The Credit Cascade
As we head into the week following Black Friday with record amounts spent over the weekend, many people have been buying crazy items at sales all across the U.S., like at Best Buy Stores and WalMart (junk that will likely fill next year’s landfill as summer approaches). Doubtless, retailers feel that the lead upto the Christmas shopping season is the most important for them, it’s also the MOST important for shoppers, consumers and earners (as all of us are).
For many Americans, Christmas is a time when festivities spur all sorts of spending; it’s also a time when budgets get brushed aside; credit cards get maxed out; and everyone forgets that the January statement will be landing on their doorstop just days after they have finished the turkey stuffing and the Christmas wrapping paper has been thrown out.
The interest rates on those credit cards are inching ever up, and for some the game of Ã¢â‚¬Ëœrobbing Peter to pay Paul’ begins again.
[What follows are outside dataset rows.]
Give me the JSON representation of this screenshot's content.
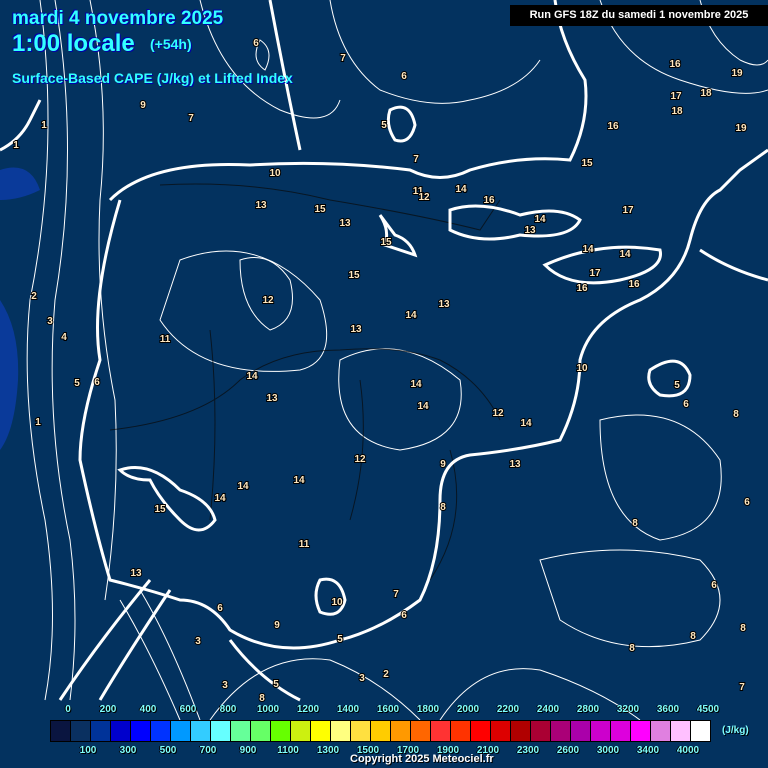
{
  "header": {
    "date": "mardi 4 novembre 2025",
    "time": "1:00 locale",
    "lead": "(+54h)",
    "parameter": "Surface-Based CAPE (J/kg) et Lifted Index",
    "run": "Run GFS 18Z du samedi 1 novembre 2025"
  },
  "legend": {
    "unit": "(J/kg)",
    "labels": [
      "0",
      "100",
      "200",
      "300",
      "400",
      "500",
      "600",
      "700",
      "800",
      "900",
      "1000",
      "1100",
      "1200",
      "1300",
      "1400",
      "1500",
      "1600",
      "1700",
      "1800",
      "1900",
      "2000",
      "2100",
      "2200",
      "2300",
      "2400",
      "2600",
      "2800",
      "3000",
      "3200",
      "3400",
      "3600",
      "4000",
      "4500"
    ],
    "colors": [
      "#0a1540",
      "#0a3060",
      "#003399",
      "#0000cc",
      "#0000ff",
      "#0033ff",
      "#0099ff",
      "#33ccff",
      "#66ffff",
      "#66ff99",
      "#66ff66",
      "#66ff00",
      "#ccf010",
      "#ffff00",
      "#ffff80",
      "#ffe040",
      "#ffcc00",
      "#ff9900",
      "#ff6600",
      "#ff3333",
      "#ff3300",
      "#ff0000",
      "#dd0000",
      "#b00000",
      "#aa0033",
      "#aa0077",
      "#aa00aa",
      "#cc00cc",
      "#dd00dd",
      "#ff00ff",
      "#e080e0",
      "#ffc0ff",
      "#ffffff"
    ]
  },
  "li_labels": [
    "6",
    "7",
    "6",
    "9",
    "7",
    "5",
    "1",
    "1",
    "7",
    "10",
    "11",
    "12",
    "14",
    "16",
    "15",
    "16",
    "16",
    "19",
    "17",
    "18",
    "18",
    "19",
    "17",
    "13",
    "15",
    "13",
    "15",
    "14",
    "13",
    "14",
    "14",
    "17",
    "16",
    "16",
    "15",
    "12",
    "13",
    "14",
    "13",
    "11",
    "2",
    "3",
    "4",
    "5",
    "6",
    "1",
    "14",
    "13",
    "14",
    "14",
    "12",
    "14",
    "10",
    "5",
    "6",
    "8",
    "12",
    "9",
    "13",
    "14",
    "14",
    "14",
    "15",
    "8",
    "6",
    "8",
    "11",
    "13",
    "7",
    "6",
    "6",
    "10",
    "6",
    "9",
    "5",
    "3",
    "8",
    "8",
    "8",
    "2",
    "3",
    "3",
    "7",
    "5",
    "8"
  ],
  "copyright": "Copyright 2025 Meteociel.fr",
  "colors": {
    "background": "#03325f",
    "contour": "#ffffff",
    "ocean_low": "#0a3a9a",
    "title": "#33ffff"
  }
}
I’ll skip this payment on this card to make a payment on that card. I’ll borrow money by consolidating my cards into a low-interest rate loan on my house. I’ll withdraw money from this card to pay that bill which is overdue.
So, the credit cascade begins with such simple acts: acts that by themselves don’t mean much, but that can trigger an avalaunche of debts later, as each simple act compounds on itself creating the effects that make subsequent debt much harder to deal with. And if you don’t doubt: I’ll link to a couple of awful stories that highlight what happens when this game plays itself out.
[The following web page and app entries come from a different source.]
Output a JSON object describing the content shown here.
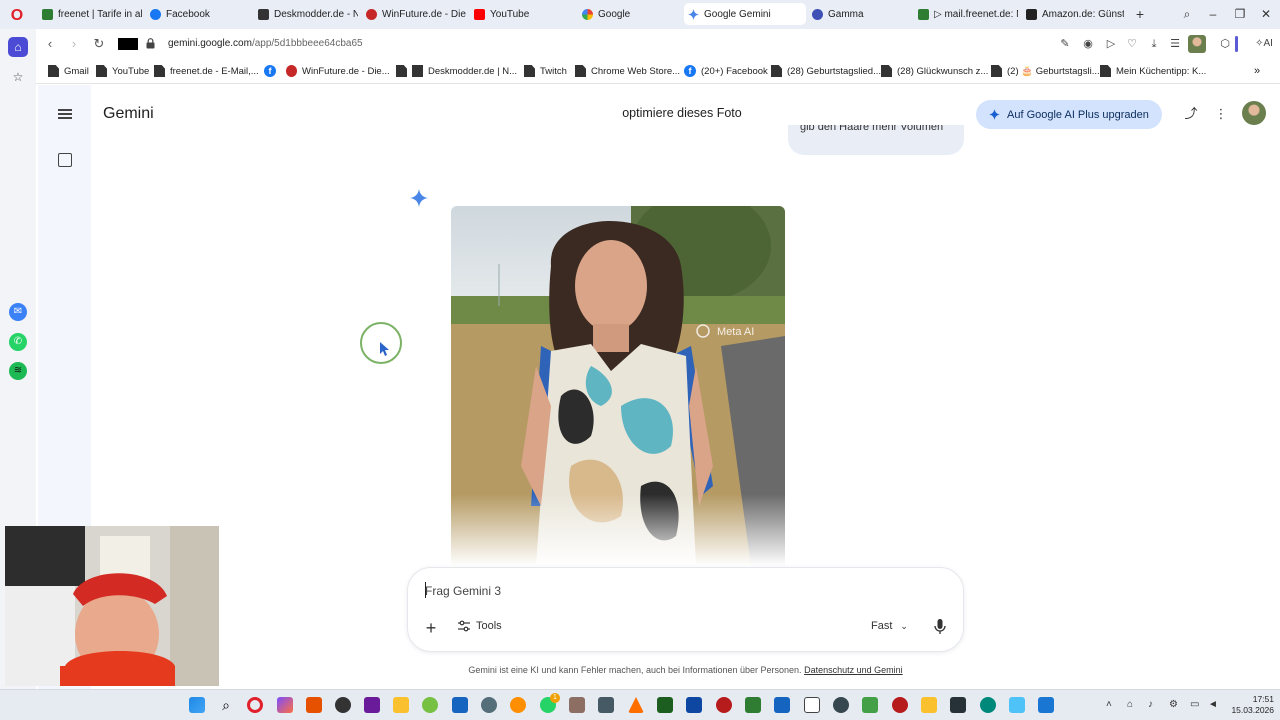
{
  "browser": {
    "tabs": [
      {
        "label": "freenet | Tarife in allen",
        "color": "#2e7d32",
        "active": false
      },
      {
        "label": "Facebook",
        "color": "#1877f2",
        "active": false
      },
      {
        "label": "Deskmodder.de - New",
        "color": "#333333",
        "active": false
      },
      {
        "label": "WinFuture.de - Die ga",
        "color": "#c62828",
        "active": false
      },
      {
        "label": "YouTube",
        "color": "#ff0000",
        "active": false
      },
      {
        "label": "Google",
        "color": "#4285f4",
        "active": false
      },
      {
        "label": "Google Gemini",
        "color": "#4a86e8",
        "active": true
      },
      {
        "label": "Gamma",
        "color": "#3f51b5",
        "active": false
      },
      {
        "label": "▷ mail.freenet.de: Na",
        "color": "#2e7d32",
        "active": false
      },
      {
        "label": "Amazon.de: Günstige",
        "color": "#222222",
        "active": false
      }
    ],
    "url_domain": "gemini.google.com",
    "url_path": "/app/5d1bbbeee64cba65",
    "ai_label": "AI",
    "bookmarks": [
      {
        "label": "Gmail",
        "icon": "page"
      },
      {
        "label": "YouTube",
        "icon": "page"
      },
      {
        "label": "freenet.de - E-Mail,...",
        "icon": "page"
      },
      {
        "label": "",
        "icon": "fb"
      },
      {
        "label": "WinFuture.de - Die...",
        "icon": "page"
      },
      {
        "label": "Deskmodder.de | N...",
        "icon": "page"
      },
      {
        "label": "Twitch",
        "icon": "page"
      },
      {
        "label": "Chrome Web Store...",
        "icon": "page"
      },
      {
        "label": "(20+) Facebook",
        "icon": "fb"
      },
      {
        "label": "(28) Geburtstagslied...",
        "icon": "page"
      },
      {
        "label": "(28) Glückwunsch z...",
        "icon": "page"
      },
      {
        "label": "(2) 🎂 Geburtstagsli...",
        "icon": "page"
      },
      {
        "label": "Mein Küchentipp: K...",
        "icon": "page"
      }
    ]
  },
  "gemini": {
    "brand": "Gemini",
    "chat_title": "optimiere dieses Foto",
    "upgrade_label": "Auf Google AI Plus upgraden",
    "prev_message": "gib den Haare mehr Volumen",
    "watermark": "Meta AI",
    "composer_placeholder": "Frag Gemini 3",
    "tools_label": "Tools",
    "mode_label": "Fast",
    "disclaimer": "Gemini ist eine KI und kann Fehler machen, auch bei Informationen über Personen.",
    "disclaimer_link": "Datenschutz und Gemini",
    "accent": "#4a86e8"
  },
  "taskbar": {
    "time": "17:51",
    "date": "15.03.2026",
    "badge": "1"
  }
}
- The Simple Dollar has blogged extensively about his own road to ruin, and I cannot add a word to it.
- Joel Maxwell’s situation was quite differentÃ¢â‚¬Â¦ but he managed to compound his debt in the same general way.
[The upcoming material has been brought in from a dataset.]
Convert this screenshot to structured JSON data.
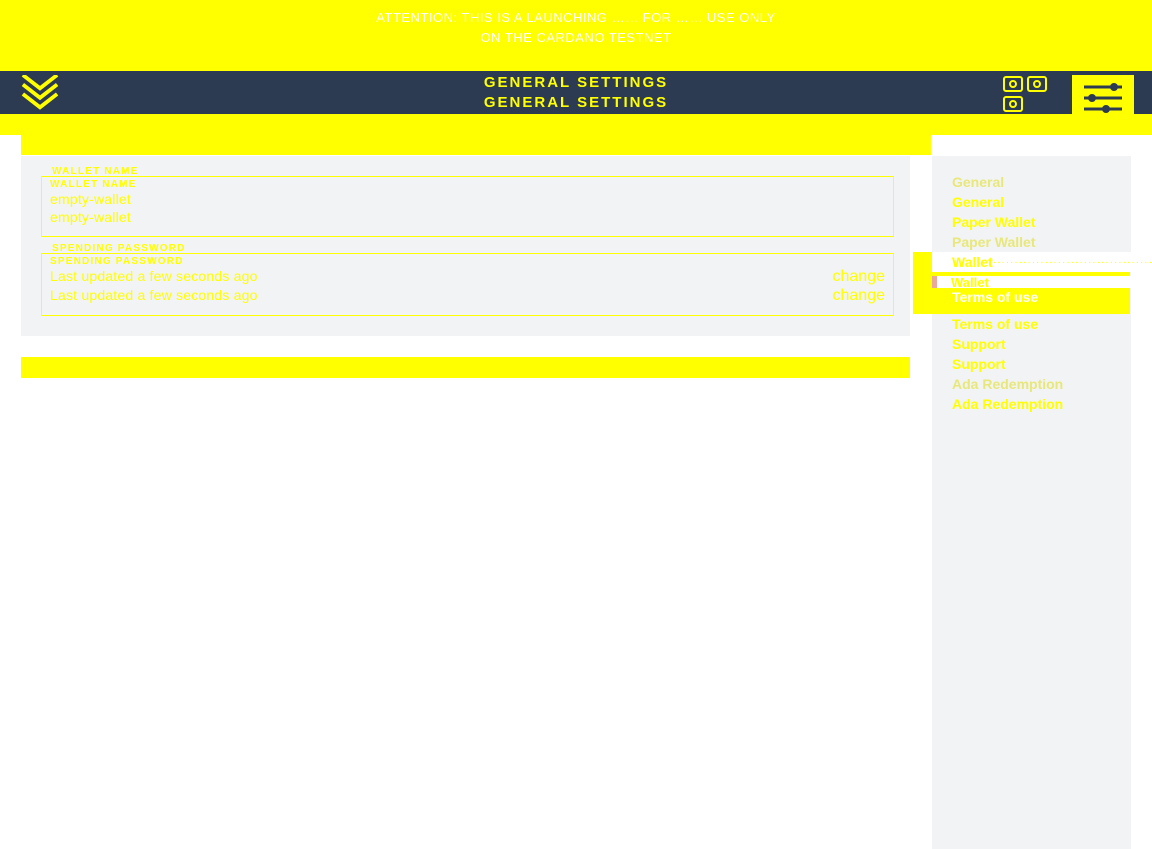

I’ve posted a few stories here as examples of what went wrong, and more specifically, how they got out of their messes. I only wish my parents had been as informed and as fortunate, but then that’s another story, I guess. If you would like to share your own story and experience in the Credit Cascade, I’d love to add them here.